WHAT THIS TASK INVOLVES:
Where does the word "offset" show up in the records? Copy every line that has it.

[Component data from apps and pages]
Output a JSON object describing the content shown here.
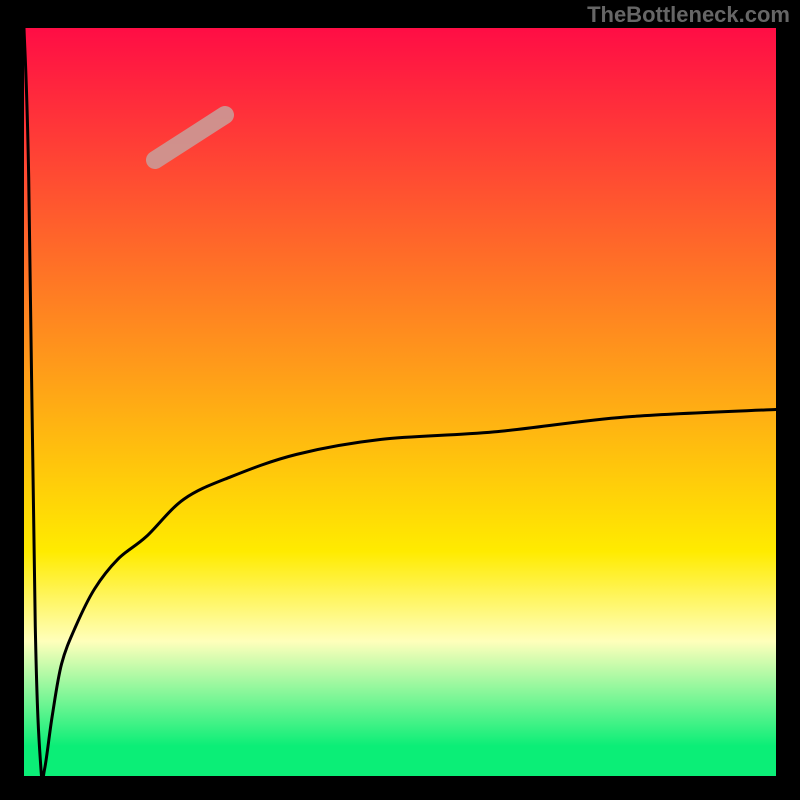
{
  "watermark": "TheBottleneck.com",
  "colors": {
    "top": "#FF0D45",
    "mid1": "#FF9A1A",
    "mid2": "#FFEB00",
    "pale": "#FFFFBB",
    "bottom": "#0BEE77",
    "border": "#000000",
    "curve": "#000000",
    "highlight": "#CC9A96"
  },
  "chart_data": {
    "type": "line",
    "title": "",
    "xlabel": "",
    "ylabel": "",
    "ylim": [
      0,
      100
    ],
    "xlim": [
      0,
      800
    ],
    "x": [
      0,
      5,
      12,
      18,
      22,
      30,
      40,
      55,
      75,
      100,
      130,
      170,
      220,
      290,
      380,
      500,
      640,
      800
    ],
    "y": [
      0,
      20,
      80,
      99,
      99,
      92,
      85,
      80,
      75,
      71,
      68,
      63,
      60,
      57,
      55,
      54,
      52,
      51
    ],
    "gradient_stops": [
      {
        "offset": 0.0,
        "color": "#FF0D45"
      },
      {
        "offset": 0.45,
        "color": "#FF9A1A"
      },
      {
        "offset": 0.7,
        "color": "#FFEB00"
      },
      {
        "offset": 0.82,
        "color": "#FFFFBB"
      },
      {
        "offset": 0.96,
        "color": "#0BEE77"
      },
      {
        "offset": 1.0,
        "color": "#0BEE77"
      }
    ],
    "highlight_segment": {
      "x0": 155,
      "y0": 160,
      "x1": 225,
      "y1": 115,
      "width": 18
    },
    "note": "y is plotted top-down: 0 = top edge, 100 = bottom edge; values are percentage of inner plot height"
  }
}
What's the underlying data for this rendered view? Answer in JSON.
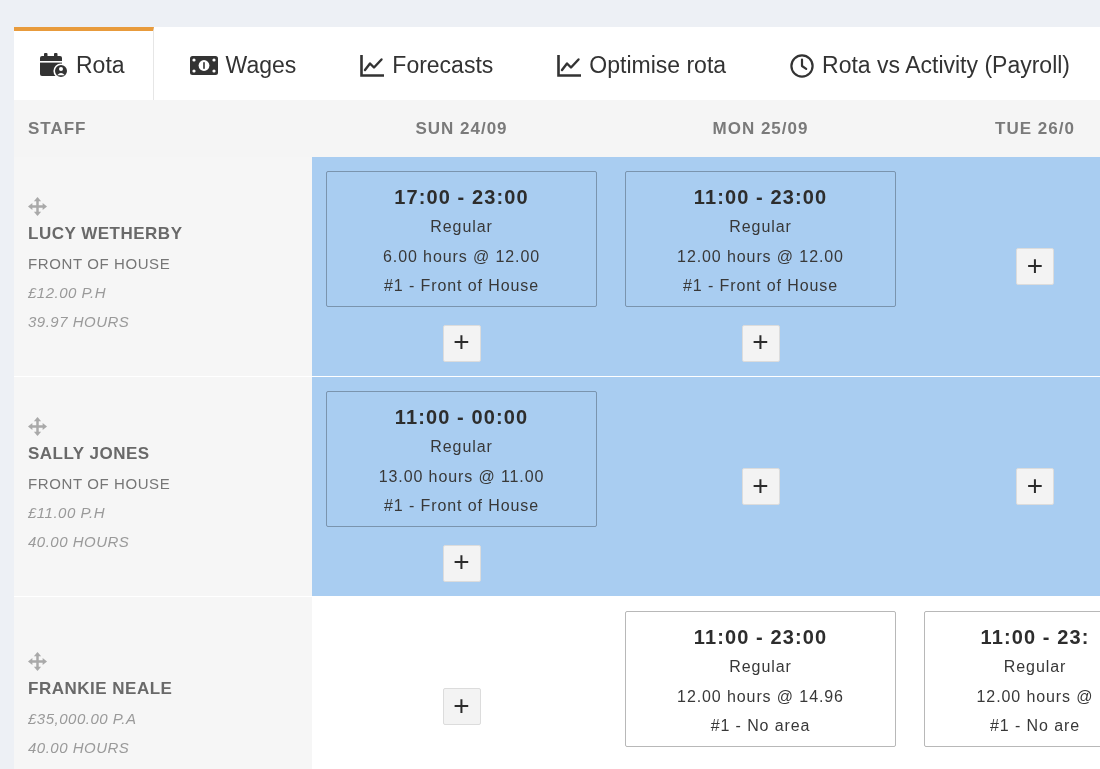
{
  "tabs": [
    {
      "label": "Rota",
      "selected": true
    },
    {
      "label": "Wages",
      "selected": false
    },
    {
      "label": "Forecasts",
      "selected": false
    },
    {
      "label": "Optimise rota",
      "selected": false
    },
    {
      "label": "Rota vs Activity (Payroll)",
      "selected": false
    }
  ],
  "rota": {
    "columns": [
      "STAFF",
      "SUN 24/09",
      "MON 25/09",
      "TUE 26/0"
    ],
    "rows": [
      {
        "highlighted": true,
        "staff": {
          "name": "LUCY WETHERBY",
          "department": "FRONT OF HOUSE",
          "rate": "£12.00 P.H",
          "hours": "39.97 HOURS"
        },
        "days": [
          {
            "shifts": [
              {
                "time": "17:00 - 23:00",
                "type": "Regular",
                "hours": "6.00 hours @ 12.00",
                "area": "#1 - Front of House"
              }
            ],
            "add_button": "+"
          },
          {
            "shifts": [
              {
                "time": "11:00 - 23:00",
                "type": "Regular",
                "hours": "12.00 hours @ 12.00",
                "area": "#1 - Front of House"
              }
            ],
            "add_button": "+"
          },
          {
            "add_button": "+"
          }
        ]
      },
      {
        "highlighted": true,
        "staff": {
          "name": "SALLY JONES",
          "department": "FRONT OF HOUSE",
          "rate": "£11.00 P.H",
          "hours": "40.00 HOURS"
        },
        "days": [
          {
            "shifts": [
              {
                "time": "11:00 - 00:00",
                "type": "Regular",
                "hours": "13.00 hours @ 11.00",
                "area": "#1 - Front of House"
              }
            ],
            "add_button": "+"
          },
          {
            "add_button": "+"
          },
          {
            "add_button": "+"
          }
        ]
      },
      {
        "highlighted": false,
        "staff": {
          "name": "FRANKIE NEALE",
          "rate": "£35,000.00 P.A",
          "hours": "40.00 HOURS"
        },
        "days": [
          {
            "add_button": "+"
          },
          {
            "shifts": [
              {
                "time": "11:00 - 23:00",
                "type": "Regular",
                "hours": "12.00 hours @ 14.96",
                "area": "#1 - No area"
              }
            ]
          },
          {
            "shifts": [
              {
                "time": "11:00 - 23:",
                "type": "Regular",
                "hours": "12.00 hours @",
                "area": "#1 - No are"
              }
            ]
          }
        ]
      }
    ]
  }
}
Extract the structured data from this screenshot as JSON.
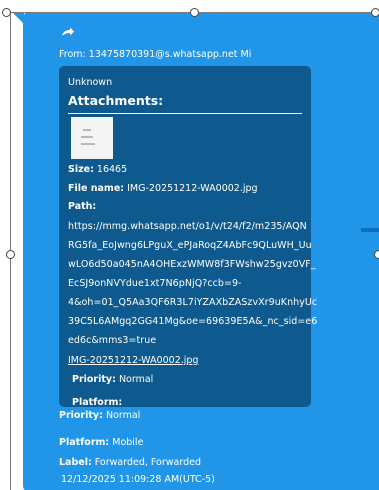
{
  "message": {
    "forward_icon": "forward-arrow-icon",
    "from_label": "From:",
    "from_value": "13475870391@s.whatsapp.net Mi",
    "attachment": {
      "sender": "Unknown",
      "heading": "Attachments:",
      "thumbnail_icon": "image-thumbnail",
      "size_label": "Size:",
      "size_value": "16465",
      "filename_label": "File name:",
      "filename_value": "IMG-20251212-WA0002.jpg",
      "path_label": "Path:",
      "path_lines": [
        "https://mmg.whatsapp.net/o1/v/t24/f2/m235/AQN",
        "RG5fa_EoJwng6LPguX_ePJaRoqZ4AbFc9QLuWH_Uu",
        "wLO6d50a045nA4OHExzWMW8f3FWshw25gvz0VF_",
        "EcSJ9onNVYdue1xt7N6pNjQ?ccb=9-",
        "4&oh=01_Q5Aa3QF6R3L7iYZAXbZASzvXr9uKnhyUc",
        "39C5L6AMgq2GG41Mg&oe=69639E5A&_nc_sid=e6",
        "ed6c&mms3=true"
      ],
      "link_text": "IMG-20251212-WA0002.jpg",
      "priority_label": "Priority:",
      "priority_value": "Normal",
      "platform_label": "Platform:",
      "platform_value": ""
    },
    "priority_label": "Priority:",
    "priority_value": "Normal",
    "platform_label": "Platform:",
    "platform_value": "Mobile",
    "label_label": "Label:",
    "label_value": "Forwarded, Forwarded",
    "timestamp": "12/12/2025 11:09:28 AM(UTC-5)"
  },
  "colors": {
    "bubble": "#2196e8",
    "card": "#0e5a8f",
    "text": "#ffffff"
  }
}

RESPONSE:
        "offset": 0.0,
        "offset": 0.45,
        "offset": 0.7,
        "offset": 0.82,
        "offset": 0.96,
        "offset": 1.0,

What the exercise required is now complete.